It is the process that the body undergo after a hard block of training. No matter whether you are building base fitness, working through a build phase that includes FTP and Threshold workouts, or fine-tuning for some races with VO2Max or FRC workouts, after that training block (of about 3 weeks), you need to recover.
What is the Importance of Recovery in Cycling?
There is a saying that most athletes aren’t overtrained, they are under-recovered.
When we work out or do intervals, or simply ride the bike, we are putting stress on our bodies. We see this metric in the Training Stress Score, or TSS, of our ride. That ride is not what makes us stronger though. That stress breaks the body down, and then when we recover, the stimulus is telling the body, “Hey, you need to recover and come back stronger in case we need to handle this workload again.”
This is how periodization came about. Train -> Recover -> Come back stronger so you can train harder than the initial session.
Cycling recovery can be seen on micro and macro scales. On the micro-level, you recover between interval sets so that you are fresh enough to complete the next bout of work. On a macro scale, the recovery week is used to freshen up and recover from the last block of training (usually about 3 weeks of training, and then one recovery week).
Not only do we need physical recovery from the workouts, but we also need to give our brain and mental state a break from intervals or high-intensity workouts.
How Long Does It Take for Legs to Recover After Cycling?
We actually need more than just the legs to recover! We want the entire body to recover, from muscle to hormonal balance. On one extreme of overtraining, it is much more than just the muscular system that gets overworked but includes others like your Immune System and Nervous System.
Your cycling recovery time is very individual and can be affected by age, training status, how hard you’re training, or even the time of year. In general, you should be able to recover after 1-3 days.
Unfortunately, there is no cycling recovery time calculator, so we can’t give you an exact answer on how long it may take to recover. The best way is to simply listen to your body. You should feel energetic and motivated to get out on the bike.
How Long Should I Rest After Cycling?
You can most likely get away with 2-3 solid rides back-to-back, after that, it might be time for a rest day. Usually athletes respond well to one intense session, one medium session, and an endurance session during the week. This obviously depends on the weekend’s upcoming events and rides, but a good framework to start from.
A rest day is a complete day off the bike, or extremely easy spinning, where you literally would get passed by someone cruising around town. A rest day is a time for cycling recovery; not a day to go fast.
The 10 Top Ways You Can Recover Like A Professional Cyclist

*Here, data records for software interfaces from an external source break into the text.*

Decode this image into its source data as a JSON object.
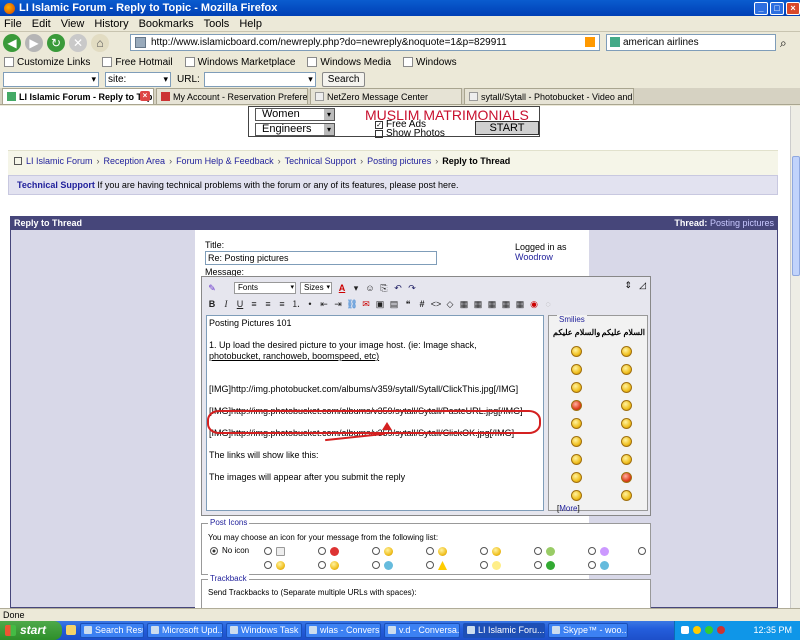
{
  "window": {
    "title": "LI Islamic Forum - Reply to Topic - Mozilla Firefox",
    "controls": [
      "_",
      "□",
      "×"
    ]
  },
  "menu": [
    "File",
    "Edit",
    "View",
    "History",
    "Bookmarks",
    "Tools",
    "Help"
  ],
  "nav": {
    "url": "http://www.islamicboard.com/newreply.php?do=newreply&noquote=1&p=829911",
    "search_value": "american airlines"
  },
  "bookmarks": [
    "Customize Links",
    "Free Hotmail",
    "Windows Marketplace",
    "Windows Media",
    "Windows"
  ],
  "toolbar2": {
    "site_label": "site:",
    "url_label": "URL:",
    "search_button": "Search"
  },
  "tabs": [
    {
      "label": "LI Islamic Forum - Reply to Topic",
      "active": true
    },
    {
      "label": "My Account - Reservation Preferences",
      "active": false
    },
    {
      "label": "NetZero Message Center",
      "active": false
    },
    {
      "label": "sytall/Sytall - Photobucket - Video and...",
      "active": false
    }
  ],
  "banner": {
    "title": "MUSLIM MATRIMONIALS",
    "select1": "Women",
    "select2": "Engineers",
    "check1": "Free Ads",
    "check2": "Show Photos",
    "start": "START"
  },
  "breadcrumb": [
    "LI Islamic Forum",
    "Reception Area",
    "Forum Help & Feedback",
    "Technical Support",
    "Posting pictures",
    "Reply to Thread"
  ],
  "section": {
    "name": "Technical Support",
    "desc": "If you are having technical problems with the forum or any of its features, please post here."
  },
  "reply": {
    "header": "Reply to Thread",
    "thread_label": "Thread:",
    "thread_name": "Posting pictures",
    "title_label": "Title:",
    "title_value": "Re: Posting pictures",
    "logged_in_label": "Logged in as",
    "user": "Woodrow",
    "message_label": "Message:"
  },
  "editor": {
    "font_select": "Fonts",
    "size_select": "Sizes",
    "lines": [
      "Posting Pictures 101",
      "",
      "1. Up load the desired picture to your image host. (ie: Image shack,",
      "photobucket, ranchoweb, boomspeed, etc)",
      "",
      "",
      "[IMG]http://img.photobucket.com/albums/v359/sytall/Sytall/ClickThis.jpg[/IMG]",
      "",
      "[IMG]http://img.photobucket.com/albums/v359/sytall/Sytall/PasteURL.jpg[/IMG]",
      "",
      "[IMG]http://img.photobucket.com/albums/v359/sytall/Sytall/ClickOK.jpg[/IMG]",
      "",
      "The links will show like this:",
      "",
      "The images will appear after you submit the reply"
    ]
  },
  "smilies": {
    "label": "Smilies",
    "col1_head": "السلام عليكم",
    "col2_head": "والسلام عليكم",
    "more": "More"
  },
  "post_icons": {
    "legend": "Post Icons",
    "text": "You may choose an icon for your message from the following list:",
    "no_icon": "No icon"
  },
  "trackback": {
    "legend": "Trackback",
    "text": "Send Trackbacks to (Separate multiple URLs with spaces):"
  },
  "status": "Done",
  "taskbar": {
    "start": "start",
    "tasks": [
      "Search Results",
      "Microsoft Upd...",
      "Windows Task ...",
      "wlas - Convers...",
      "v.d - Conversa...",
      "LI Islamic Foru...",
      "Skype™ - woo..."
    ],
    "clock": "12:35 PM"
  }
}
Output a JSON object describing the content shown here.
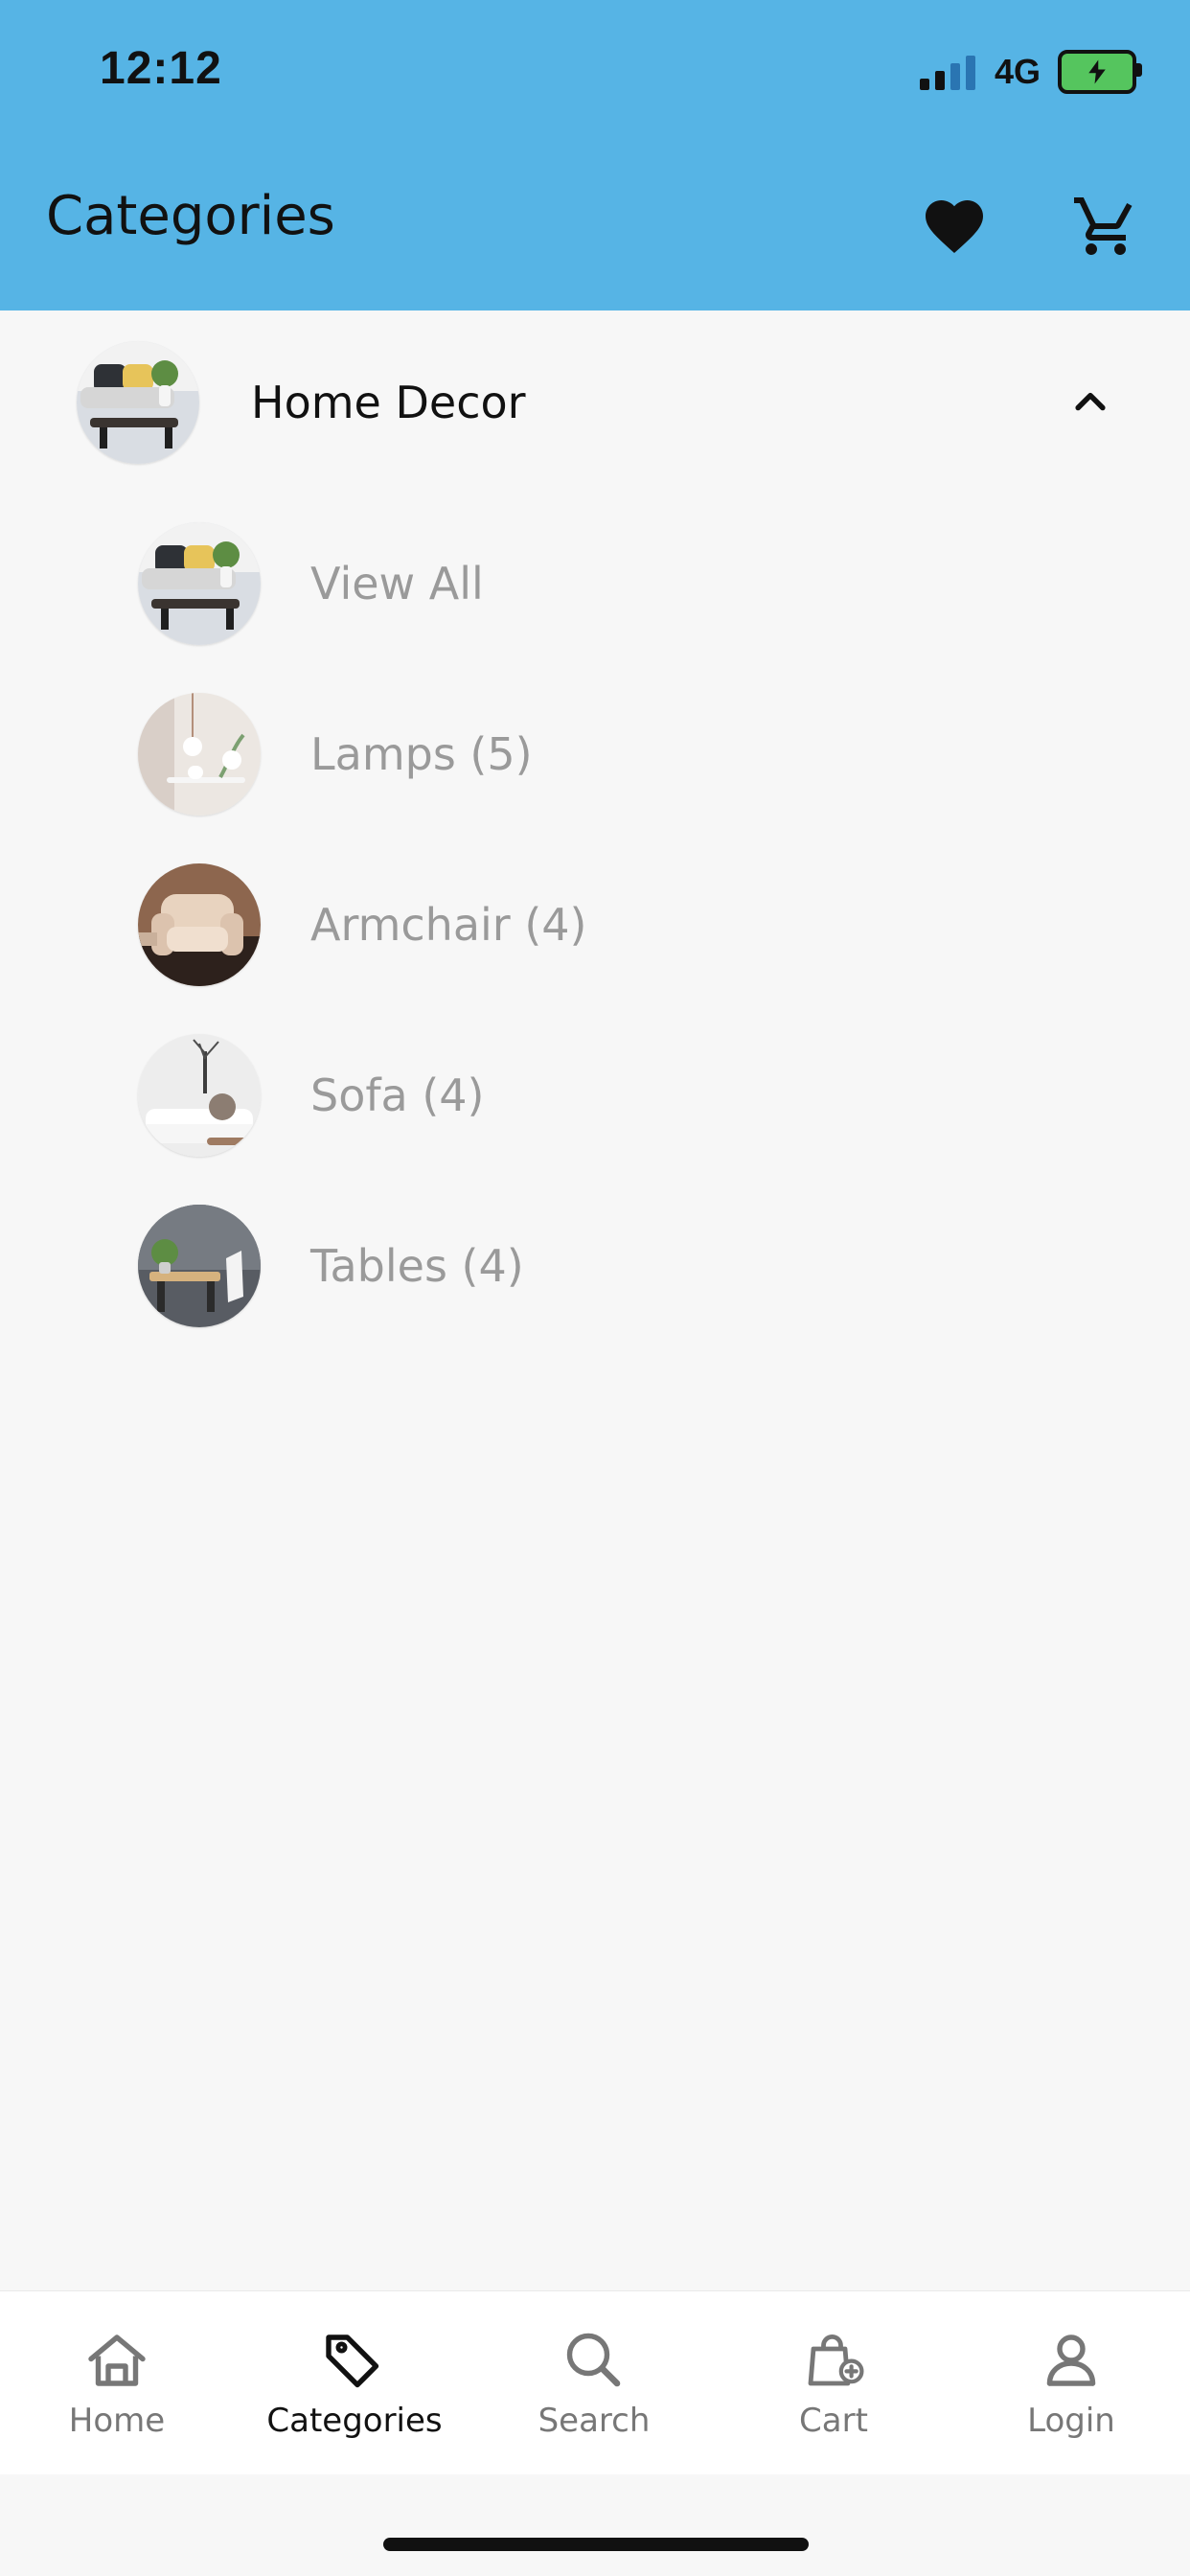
{
  "status_bar": {
    "time": "12:12",
    "network": "4G",
    "signal_icon": "signal-icon",
    "battery_icon": "battery-charging-icon"
  },
  "header": {
    "title": "Categories",
    "background_color": "#56b4e5",
    "favorite_icon": "heart-icon",
    "cart_icon": "shopping-cart-icon"
  },
  "categories": {
    "parent": {
      "label": "Home Decor",
      "expanded": true,
      "toggle_icon": "chevron-up-icon"
    },
    "children": [
      {
        "label": "View All"
      },
      {
        "label": "Lamps (5)"
      },
      {
        "label": "Armchair (4)"
      },
      {
        "label": "Sofa (4)"
      },
      {
        "label": "Tables (4)"
      }
    ]
  },
  "bottom_nav": {
    "items": [
      {
        "label": "Home",
        "icon": "home-icon"
      },
      {
        "label": "Categories",
        "icon": "tag-icon",
        "active": true
      },
      {
        "label": "Search",
        "icon": "search-icon"
      },
      {
        "label": "Cart",
        "icon": "shopping-bag-plus-icon"
      },
      {
        "label": "Login",
        "icon": "user-icon"
      }
    ]
  }
}
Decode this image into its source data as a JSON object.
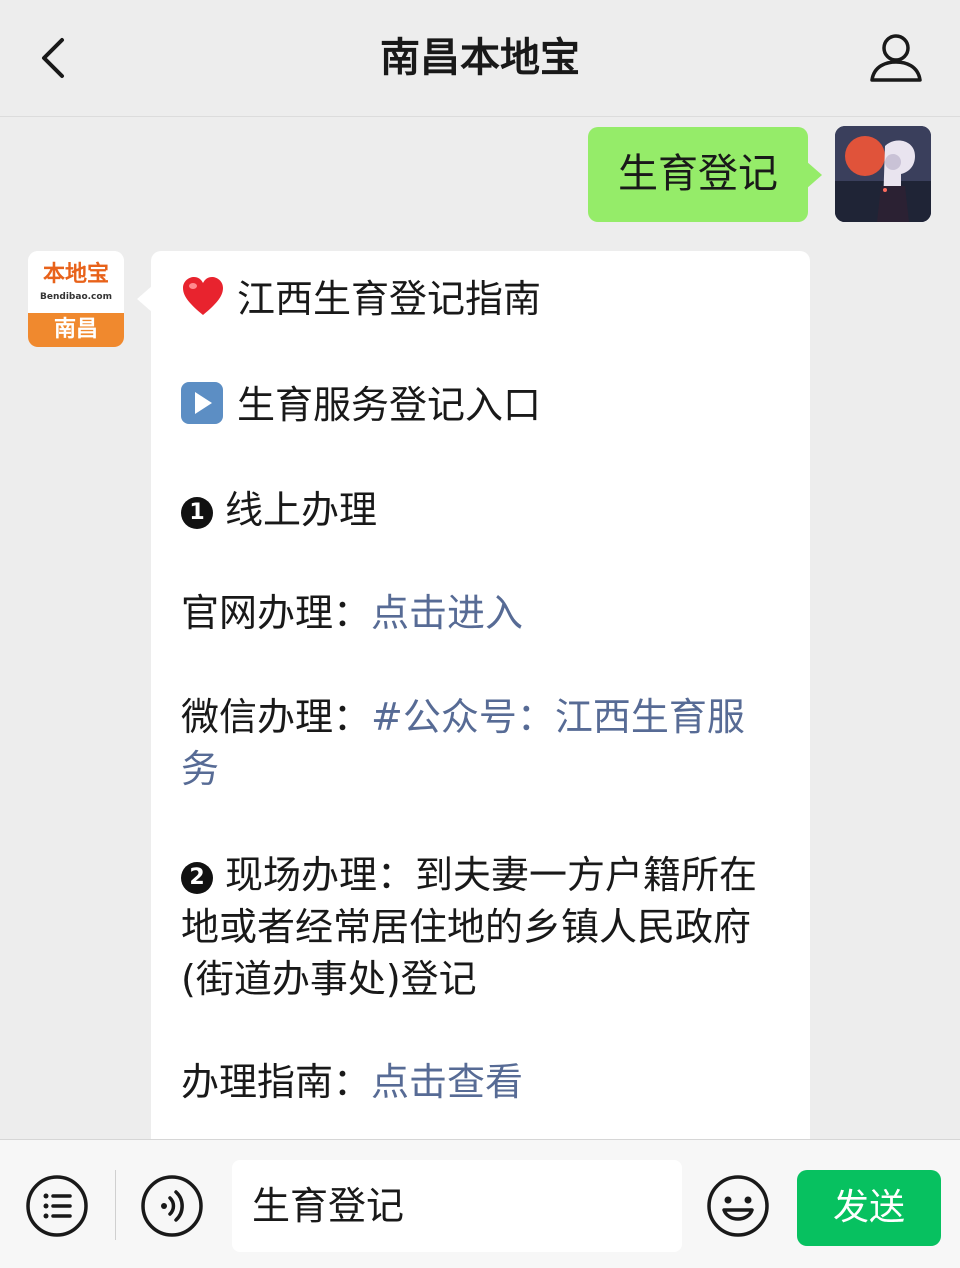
{
  "nav": {
    "title": "南昌本地宝",
    "back_icon": "chevron-left-icon",
    "profile_icon": "user-icon"
  },
  "outgoing": {
    "text": "生育登记",
    "bubble_color": "#95ec69"
  },
  "incoming": {
    "avatar": {
      "brand": "本地宝",
      "domain": "Bendibao.com",
      "city": "南昌",
      "brand_color": "#e8621a",
      "city_bg": "#f0892e"
    },
    "title": "江西生育登记指南",
    "entry": "生育服务登记入口",
    "online": {
      "number": "1",
      "label": "线上办理"
    },
    "website": {
      "label": "官网办理：",
      "link": "点击进入"
    },
    "wechat": {
      "label": "微信办理：",
      "link_line1": "#公众号：江西生育服",
      "link_line2": "务"
    },
    "onsite": {
      "number": "2",
      "line1": "现场办理：到夫妻一方户籍所在",
      "line2": "地或者经常居住地的乡镇人民政府",
      "line3": "(街道办事处)登记"
    },
    "guide": {
      "label": "办理指南：",
      "link": "点击查看"
    },
    "link_color": "#576b95"
  },
  "inputbar": {
    "menu_icon": "list-menu-icon",
    "voice_icon": "voice-icon",
    "input_value": "生育登记",
    "emoji_icon": "smiley-icon",
    "send_label": "发送",
    "send_color": "#07c160"
  }
}
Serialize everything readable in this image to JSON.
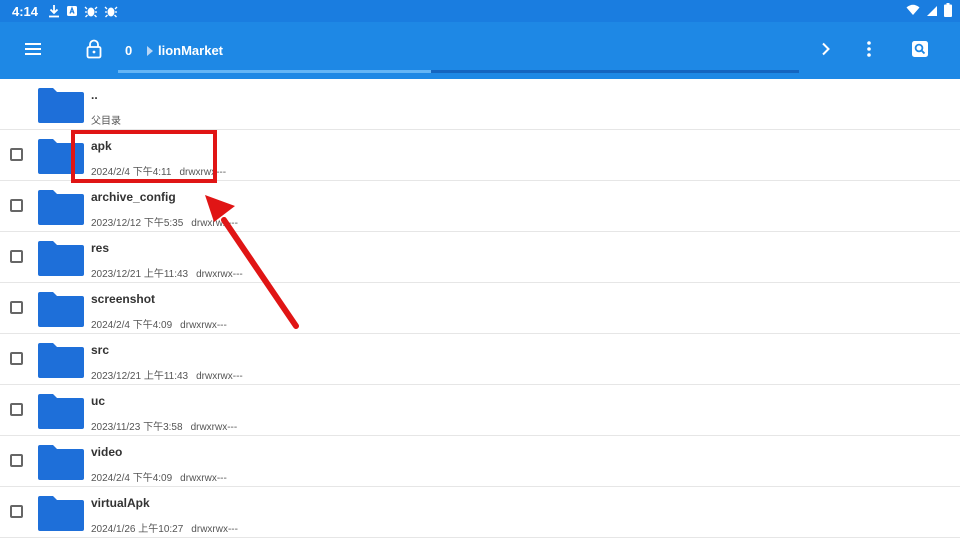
{
  "status_bar": {
    "time": "4:14"
  },
  "toolbar": {
    "count": "0",
    "path": "lionMarket",
    "progress": 0.46
  },
  "parent_row": {
    "name": "..",
    "label": "父目录"
  },
  "files": [
    {
      "name": "apk",
      "date": "2024/2/4 下午4:11",
      "perm": "drwxrwx---"
    },
    {
      "name": "archive_config",
      "date": "2023/12/12 下午5:35",
      "perm": "drwxrwx---"
    },
    {
      "name": "res",
      "date": "2023/12/21 上午11:43",
      "perm": "drwxrwx---"
    },
    {
      "name": "screenshot",
      "date": "2024/2/4 下午4:09",
      "perm": "drwxrwx---"
    },
    {
      "name": "src",
      "date": "2023/12/21 上午11:43",
      "perm": "drwxrwx---"
    },
    {
      "name": "uc",
      "date": "2023/11/23 下午3:58",
      "perm": "drwxrwx---"
    },
    {
      "name": "video",
      "date": "2024/2/4 下午4:09",
      "perm": "drwxrwx---"
    },
    {
      "name": "virtualApk",
      "date": "2024/1/26 上午10:27",
      "perm": "drwxrwx---"
    }
  ],
  "colors": {
    "toolbar": "#1e88e5",
    "status": "#1a7de0",
    "folder": "#1e6fd9",
    "annotation": "#e01515"
  }
}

To summarise, find below ten top recovery tips from professional cyclists:
- Eat plenty of carbs and take on adequate Calories throughout the day
- Fuel on the bike (90-120 grams of carbs per hour)
- Consume carbs right after riding to replenish glycogen
- Prioritise sleep and rest
- Do recovery rides or active recovery of some form
- Put your feet up and limit extra activity
- Take 2-3 rest days per week
- Limit high intensity sessions to 2-3 days per week
- Get a massage
- Avoid alcohol
Focus on these basics every day and we can guarantee you will be recovering like a pro in no time!